In this page we are going to explore some SQL commands in order to query data stored in topics. We can directly access this data using Lenses tabled and continuous SQL. Even though this may seem to have a lot of similarities with the way Relational Databases work, it is worth mentioning that Kafka does not have the same behavior as Relational Databases. Kafka keeps the data according to the Topic retention policies – once a policy kicks in, the data is no longer available and theres no index. Kafka does provide APIs to efficently seek to a particular offset (message id) and timestamp there is no secondary indexing like and relational database.

The SQL commands presented in this page are for querying table data, that is data that is stored in a Kafka topic. This is pretty close to the way Relational Databases work.

Since a Lenses record has three distinctive parts, it is important for the user to access any one of them. To be explicit, the engine allows the user to prefix the fields. Given that there are three components, it is expected that there will be three different prefixes. For the Key use _key, for the Value use _value, and for Metadata use _meta. Notice that there are those cases where a Key or Value in a Kafka record is a primitive type. To select them is as simple as just using the prefix.

Your first Lenses SQL Query

The following query will select log messages based on their length:

FROM var_log_broker
WHERE LENGTH(_value) > 1000

This query selects the values of the Kafka records in the var_log_broker topic that have a length that is greater than 1000. Additionally, the name of the field will be printed as LOG_MESSAGE instead of _value.

Creating another query

The following query will find the average length of all log messages:

FROM var_log_broker

The output will be as single number. The returned value in JSON format will be similar to the following:

        "value": {
            "AVERAGE_LENGTH": 199.08857979502196

Doing something tricky

In this last example query we are going to calculate a number of values for our sample log file:

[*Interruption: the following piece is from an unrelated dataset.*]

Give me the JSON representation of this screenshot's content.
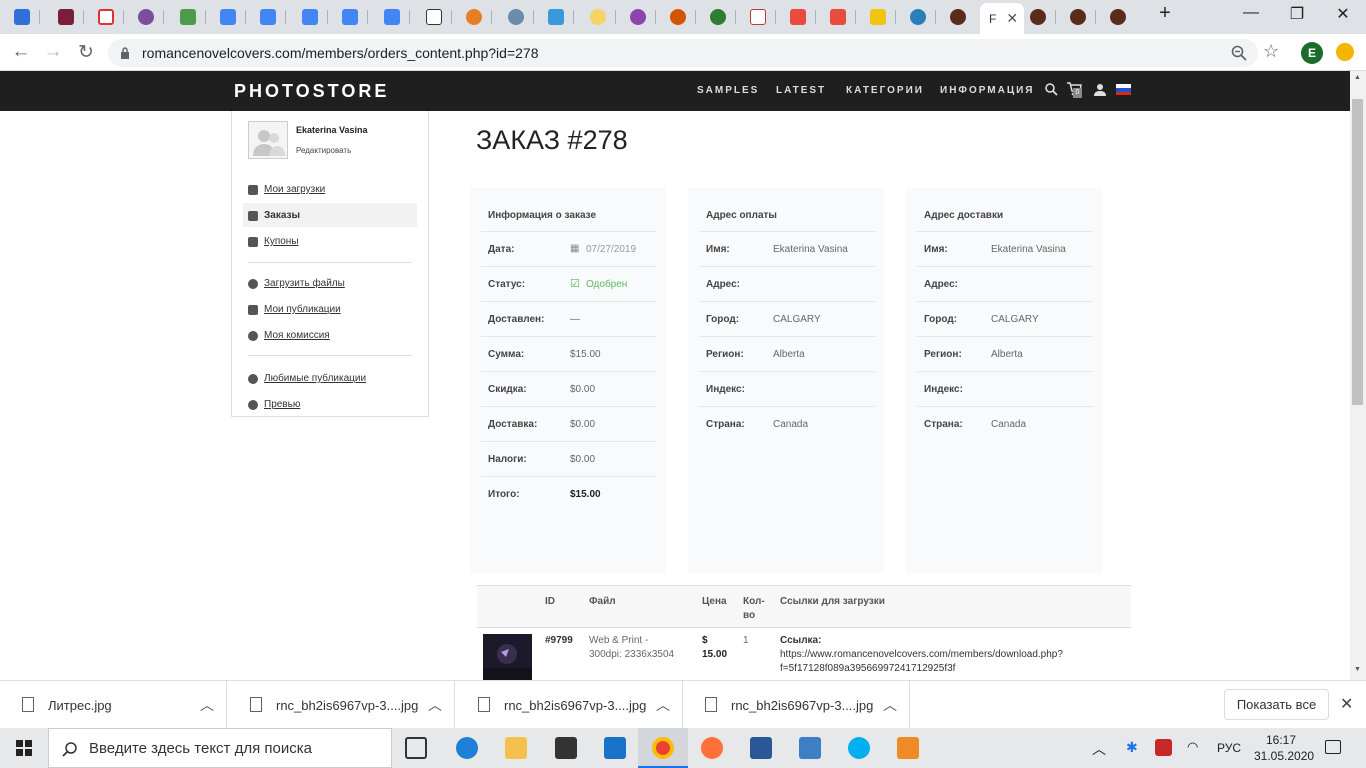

  • The number of entries in the topic.
  • The length of the biggest log message.
  • The total number of characters of the log messages.
  • The average number of characters per log entry.
    , TOTAL
    , CHARS
        COUNT(*) AS TOTAL
        , SUM(LENGTH(_value)) AS CHARS
        , MAX(LENGTH(_value)) AS MAXIMUM
     FROM var_log_broker)

The results will be similar to the following:

        "value": {
            "MAXIMUM": 4700,
            "TOTAL": 1387,
            "CHARS": 275175,
            "AVERAGE": 198

Please have in mind that all queries presented in this page are executed using the table based query engine.